### EXERCISE DATA
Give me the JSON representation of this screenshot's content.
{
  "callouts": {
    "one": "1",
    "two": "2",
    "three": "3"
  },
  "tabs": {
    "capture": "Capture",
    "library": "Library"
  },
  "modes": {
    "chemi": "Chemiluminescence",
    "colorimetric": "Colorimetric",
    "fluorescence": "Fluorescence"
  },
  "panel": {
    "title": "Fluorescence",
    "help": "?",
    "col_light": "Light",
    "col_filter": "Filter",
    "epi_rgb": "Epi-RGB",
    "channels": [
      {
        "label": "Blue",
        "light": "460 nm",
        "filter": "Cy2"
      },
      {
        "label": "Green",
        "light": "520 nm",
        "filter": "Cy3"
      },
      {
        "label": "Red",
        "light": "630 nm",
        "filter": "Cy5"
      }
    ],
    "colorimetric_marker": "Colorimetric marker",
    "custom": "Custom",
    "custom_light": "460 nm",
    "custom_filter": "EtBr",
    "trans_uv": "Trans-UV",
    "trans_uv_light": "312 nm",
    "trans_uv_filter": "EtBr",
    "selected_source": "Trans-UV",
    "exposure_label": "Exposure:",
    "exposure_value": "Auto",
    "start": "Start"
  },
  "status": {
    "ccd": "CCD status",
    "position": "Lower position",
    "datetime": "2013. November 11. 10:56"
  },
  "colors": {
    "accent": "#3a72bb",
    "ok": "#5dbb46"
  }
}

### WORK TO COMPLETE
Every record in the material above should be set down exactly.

### ANSWER TO THIS EXERCISE
Give me the JSON representation of this screenshot's content.
{
  "callouts": {
    "one": "1",
    "two": "2",
    "three": "3"
  },
  "tabs": {
    "capture": "Capture",
    "library": "Library"
  },
  "modes": {
    "chemi": "Chemiluminescence",
    "colorimetric": "Colorimetric",
    "fluorescence": "Fluorescence"
  },
  "panel": {
    "title": "Fluorescence",
    "help": "?",
    "col_light": "Light",
    "col_filter": "Filter",
    "epi_rgb": "Epi-RGB",
    "channels": [
      {
        "label": "Blue",
        "light": "460 nm",
        "filter": "Cy2"
      },
      {
        "label": "Green",
        "light": "520 nm",
        "filter": "Cy3"
      },
      {
        "label": "Red",
        "light": "630 nm",
        "filter": "Cy5"
      }
    ],
    "colorimetric_marker": "Colorimetric marker",
    "custom": "Custom",
    "custom_light": "460 nm",
    "custom_filter": "EtBr",
    "trans_uv": "Trans-UV",
    "trans_uv_light": "312 nm",
    "trans_uv_filter": "EtBr",
    "selected_source": "Trans-UV",
    "exposure_label": "Exposure:",
    "exposure_value": "Auto",
    "start": "Start"
  },
  "status": {
    "ccd": "CCD status",
    "position": "Lower position",
    "datetime": "2013. November 11. 10:56"
  },
  "colors": {
    "accent": "#3a72bb",
    "ok": "#5dbb46"
  }
}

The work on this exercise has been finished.